Valerie, yes, knuckle hair :)  there's maybe 5 or 6 very small blonde ones.  I really can't see it unless you look close (or if I smell it burning).   :)

lizajayne.etsy.com

Nemeton wrote
on Nov 3, 2008 9:57 AM

Thanks for this post Jean - I LOVE inventing the artist bio, it's my favourite part of writing up a project and I challenge myself to come up with something different every time... just like my beadwork!

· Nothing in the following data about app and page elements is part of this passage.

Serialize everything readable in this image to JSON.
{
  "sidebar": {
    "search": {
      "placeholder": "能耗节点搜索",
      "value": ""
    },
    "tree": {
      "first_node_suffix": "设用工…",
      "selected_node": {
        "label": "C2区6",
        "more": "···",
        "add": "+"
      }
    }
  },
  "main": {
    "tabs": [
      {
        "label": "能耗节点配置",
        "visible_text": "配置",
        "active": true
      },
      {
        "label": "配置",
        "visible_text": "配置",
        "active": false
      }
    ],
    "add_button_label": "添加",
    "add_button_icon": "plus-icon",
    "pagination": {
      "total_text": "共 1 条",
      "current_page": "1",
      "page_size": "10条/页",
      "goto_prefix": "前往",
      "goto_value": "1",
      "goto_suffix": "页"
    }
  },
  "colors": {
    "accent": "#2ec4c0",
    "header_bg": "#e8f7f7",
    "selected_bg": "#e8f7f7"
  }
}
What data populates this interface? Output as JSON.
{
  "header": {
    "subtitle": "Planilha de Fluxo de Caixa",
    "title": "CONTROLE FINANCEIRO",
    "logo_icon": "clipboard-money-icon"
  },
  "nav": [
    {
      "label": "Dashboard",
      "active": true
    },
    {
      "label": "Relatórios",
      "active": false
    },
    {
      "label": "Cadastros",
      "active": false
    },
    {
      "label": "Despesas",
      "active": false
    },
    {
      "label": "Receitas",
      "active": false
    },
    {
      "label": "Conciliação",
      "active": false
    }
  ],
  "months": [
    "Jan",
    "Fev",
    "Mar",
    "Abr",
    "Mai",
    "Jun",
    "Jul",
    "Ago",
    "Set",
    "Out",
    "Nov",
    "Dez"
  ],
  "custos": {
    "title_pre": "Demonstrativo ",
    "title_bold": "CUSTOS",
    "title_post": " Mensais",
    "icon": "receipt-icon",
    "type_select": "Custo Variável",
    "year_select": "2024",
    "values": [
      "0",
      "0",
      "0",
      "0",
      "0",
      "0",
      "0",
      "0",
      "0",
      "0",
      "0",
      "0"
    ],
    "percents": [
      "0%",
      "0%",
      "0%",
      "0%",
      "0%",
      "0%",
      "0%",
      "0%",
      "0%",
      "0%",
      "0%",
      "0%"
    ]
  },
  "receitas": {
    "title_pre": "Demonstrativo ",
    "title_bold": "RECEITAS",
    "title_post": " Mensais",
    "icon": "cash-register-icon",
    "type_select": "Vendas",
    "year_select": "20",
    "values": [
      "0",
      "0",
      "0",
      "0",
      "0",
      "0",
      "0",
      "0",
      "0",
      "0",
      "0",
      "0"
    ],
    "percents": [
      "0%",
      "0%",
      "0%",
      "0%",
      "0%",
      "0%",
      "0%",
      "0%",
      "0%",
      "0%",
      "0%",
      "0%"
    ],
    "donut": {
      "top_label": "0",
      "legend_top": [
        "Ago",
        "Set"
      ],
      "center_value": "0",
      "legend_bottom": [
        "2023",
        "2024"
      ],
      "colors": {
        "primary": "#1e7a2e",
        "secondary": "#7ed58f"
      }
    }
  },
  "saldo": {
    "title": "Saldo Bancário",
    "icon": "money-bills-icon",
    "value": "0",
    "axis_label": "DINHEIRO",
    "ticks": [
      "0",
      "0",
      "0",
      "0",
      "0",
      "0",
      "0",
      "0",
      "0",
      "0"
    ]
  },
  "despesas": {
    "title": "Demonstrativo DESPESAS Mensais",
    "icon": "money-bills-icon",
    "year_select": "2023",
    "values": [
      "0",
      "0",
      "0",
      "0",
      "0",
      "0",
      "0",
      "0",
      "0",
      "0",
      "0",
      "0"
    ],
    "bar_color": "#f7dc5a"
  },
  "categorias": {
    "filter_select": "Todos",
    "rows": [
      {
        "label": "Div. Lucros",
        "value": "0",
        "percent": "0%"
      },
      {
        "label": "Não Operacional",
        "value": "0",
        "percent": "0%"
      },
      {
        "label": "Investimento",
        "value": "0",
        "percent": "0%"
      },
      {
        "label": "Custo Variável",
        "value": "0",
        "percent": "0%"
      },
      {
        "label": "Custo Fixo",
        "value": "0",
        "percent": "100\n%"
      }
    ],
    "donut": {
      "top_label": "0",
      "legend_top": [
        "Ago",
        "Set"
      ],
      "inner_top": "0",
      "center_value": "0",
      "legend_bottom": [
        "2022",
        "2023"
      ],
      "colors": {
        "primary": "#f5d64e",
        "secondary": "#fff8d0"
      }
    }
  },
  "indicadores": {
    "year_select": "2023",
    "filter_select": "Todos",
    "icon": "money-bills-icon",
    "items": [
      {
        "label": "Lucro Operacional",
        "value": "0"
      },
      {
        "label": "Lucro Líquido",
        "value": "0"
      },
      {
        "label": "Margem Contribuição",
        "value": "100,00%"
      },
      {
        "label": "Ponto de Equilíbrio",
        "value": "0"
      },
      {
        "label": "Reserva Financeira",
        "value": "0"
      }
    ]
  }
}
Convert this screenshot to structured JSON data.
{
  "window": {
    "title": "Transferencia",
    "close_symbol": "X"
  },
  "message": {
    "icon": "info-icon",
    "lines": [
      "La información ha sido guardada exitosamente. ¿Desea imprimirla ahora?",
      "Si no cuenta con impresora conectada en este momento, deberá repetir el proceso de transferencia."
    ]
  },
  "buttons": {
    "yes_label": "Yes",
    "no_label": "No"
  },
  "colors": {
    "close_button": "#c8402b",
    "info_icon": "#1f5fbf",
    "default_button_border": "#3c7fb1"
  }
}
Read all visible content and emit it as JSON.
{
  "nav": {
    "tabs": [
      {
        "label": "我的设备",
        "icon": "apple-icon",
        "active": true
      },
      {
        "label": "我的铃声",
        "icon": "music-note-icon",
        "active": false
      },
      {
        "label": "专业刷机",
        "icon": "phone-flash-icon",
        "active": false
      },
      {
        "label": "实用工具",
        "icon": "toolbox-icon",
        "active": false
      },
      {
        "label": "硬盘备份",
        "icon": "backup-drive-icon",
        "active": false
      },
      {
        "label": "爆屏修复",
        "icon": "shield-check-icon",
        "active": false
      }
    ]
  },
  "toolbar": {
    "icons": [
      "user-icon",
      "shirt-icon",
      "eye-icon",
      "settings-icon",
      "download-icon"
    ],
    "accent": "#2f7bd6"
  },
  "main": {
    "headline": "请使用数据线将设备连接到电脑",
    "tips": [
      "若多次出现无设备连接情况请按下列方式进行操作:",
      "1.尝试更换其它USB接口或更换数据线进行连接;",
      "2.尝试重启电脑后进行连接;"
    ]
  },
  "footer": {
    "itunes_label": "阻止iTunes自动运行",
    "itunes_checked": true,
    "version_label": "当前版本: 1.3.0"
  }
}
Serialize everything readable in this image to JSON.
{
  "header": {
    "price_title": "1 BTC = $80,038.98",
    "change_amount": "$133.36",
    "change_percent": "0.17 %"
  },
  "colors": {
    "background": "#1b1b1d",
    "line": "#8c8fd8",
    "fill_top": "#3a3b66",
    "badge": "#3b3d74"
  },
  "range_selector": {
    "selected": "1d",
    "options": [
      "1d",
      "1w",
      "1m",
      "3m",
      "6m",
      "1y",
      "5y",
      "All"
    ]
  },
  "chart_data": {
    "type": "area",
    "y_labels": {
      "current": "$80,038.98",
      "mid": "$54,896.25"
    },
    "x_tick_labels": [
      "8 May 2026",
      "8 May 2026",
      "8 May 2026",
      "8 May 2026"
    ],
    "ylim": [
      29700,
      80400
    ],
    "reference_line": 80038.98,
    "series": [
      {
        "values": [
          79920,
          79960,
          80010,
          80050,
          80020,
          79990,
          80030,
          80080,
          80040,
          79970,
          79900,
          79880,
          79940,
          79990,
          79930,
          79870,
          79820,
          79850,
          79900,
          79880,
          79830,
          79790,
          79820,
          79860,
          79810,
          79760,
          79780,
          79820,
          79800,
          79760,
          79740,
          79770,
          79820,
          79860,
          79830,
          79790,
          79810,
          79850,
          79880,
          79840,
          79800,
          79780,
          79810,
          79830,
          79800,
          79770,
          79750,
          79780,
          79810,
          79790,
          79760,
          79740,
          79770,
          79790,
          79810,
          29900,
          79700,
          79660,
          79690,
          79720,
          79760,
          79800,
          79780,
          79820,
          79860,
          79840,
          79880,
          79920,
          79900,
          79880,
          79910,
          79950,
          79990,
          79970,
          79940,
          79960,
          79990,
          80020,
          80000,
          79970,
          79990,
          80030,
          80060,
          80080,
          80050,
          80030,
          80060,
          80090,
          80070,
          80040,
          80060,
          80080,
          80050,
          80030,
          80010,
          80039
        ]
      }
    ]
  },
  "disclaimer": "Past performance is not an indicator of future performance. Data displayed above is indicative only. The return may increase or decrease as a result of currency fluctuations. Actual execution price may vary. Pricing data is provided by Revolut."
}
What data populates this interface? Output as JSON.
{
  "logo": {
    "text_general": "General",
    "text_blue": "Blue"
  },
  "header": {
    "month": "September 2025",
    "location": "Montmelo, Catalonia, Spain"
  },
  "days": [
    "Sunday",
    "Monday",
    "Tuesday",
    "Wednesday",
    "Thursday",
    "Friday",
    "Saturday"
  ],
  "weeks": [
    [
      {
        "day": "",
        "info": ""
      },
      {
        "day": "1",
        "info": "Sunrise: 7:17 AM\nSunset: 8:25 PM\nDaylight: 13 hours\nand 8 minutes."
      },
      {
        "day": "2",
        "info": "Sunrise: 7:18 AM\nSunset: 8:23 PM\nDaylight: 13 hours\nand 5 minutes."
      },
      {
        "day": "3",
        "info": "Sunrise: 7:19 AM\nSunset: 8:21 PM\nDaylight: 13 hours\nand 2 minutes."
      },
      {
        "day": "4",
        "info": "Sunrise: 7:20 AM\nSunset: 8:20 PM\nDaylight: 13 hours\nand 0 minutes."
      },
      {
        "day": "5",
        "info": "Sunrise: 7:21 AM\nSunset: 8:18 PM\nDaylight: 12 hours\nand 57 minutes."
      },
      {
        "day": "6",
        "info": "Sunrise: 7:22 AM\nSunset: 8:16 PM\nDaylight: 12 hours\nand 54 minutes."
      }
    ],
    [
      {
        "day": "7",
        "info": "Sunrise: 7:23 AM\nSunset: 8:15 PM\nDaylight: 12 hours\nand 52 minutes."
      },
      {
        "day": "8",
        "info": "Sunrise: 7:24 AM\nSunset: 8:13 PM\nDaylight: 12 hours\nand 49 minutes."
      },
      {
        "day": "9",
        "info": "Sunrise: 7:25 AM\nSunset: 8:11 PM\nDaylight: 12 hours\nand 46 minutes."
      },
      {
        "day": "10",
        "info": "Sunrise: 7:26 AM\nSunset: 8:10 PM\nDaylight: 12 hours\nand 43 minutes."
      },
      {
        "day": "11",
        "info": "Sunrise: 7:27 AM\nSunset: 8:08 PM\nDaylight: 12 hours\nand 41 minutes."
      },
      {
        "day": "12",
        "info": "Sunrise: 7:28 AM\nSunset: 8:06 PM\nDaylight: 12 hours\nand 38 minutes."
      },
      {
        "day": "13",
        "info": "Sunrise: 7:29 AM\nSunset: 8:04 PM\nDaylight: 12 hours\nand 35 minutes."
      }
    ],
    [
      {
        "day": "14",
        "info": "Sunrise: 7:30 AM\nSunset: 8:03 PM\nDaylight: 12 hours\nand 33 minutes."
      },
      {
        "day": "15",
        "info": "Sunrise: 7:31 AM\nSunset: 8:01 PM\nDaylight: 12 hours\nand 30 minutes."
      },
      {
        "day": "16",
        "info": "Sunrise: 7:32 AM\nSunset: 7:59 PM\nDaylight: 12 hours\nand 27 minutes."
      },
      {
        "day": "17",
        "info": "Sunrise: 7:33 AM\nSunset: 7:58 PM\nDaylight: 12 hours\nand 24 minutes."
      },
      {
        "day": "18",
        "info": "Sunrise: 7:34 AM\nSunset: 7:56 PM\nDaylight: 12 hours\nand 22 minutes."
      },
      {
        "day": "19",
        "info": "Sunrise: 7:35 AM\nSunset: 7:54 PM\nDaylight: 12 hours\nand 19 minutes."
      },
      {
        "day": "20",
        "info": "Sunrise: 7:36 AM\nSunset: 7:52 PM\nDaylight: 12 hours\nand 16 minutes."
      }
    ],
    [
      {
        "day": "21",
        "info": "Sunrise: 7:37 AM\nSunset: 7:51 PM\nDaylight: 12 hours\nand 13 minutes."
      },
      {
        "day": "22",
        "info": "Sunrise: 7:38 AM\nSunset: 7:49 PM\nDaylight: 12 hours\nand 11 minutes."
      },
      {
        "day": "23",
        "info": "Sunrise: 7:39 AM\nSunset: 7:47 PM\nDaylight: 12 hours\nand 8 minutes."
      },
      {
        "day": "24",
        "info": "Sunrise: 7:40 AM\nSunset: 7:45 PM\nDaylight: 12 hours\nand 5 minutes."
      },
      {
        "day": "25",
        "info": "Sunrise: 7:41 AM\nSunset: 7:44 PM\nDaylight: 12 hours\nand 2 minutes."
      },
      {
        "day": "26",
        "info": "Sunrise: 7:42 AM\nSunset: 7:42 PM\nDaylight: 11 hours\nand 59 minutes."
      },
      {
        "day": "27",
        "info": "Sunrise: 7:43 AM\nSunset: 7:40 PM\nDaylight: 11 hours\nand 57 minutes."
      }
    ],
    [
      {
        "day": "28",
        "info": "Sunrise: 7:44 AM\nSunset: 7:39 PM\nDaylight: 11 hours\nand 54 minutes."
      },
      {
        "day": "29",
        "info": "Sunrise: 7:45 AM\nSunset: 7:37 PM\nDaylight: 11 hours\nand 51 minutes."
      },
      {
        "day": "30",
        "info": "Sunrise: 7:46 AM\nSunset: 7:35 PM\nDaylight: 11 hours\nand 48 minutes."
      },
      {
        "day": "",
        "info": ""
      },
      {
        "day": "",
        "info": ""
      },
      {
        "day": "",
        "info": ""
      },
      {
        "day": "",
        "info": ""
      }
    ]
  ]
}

GlendaM@13 wrote
on Dec 30, 2008 3:30 PM
Holidays are here and finally catching up on Beading Daily - I've struggled to write an artists bio so Jean's formula worked for me - see what you think... comments welcome. Glenda Mac Naughton is an Australian-based beadwork designer who specializes in making dramatic jewellery inspired by diverse ethnic cultures using a variety of bead weaving techniques. She has won national and international awards for her work and her designs have been published in Australian Beader. You may contact Glenda at http://www.daxdesign.com.au or daxdesign@bigpond.com
on Feb 25, 2009 2:02 PM
Jean...would it be okay if I reprinted part of this in our glass beadmaker's guild newsletter? It has such great info and we are trying to get members to contribute to our online gallery. Thanks Margaret Sutherland msutherland100@yahoo.com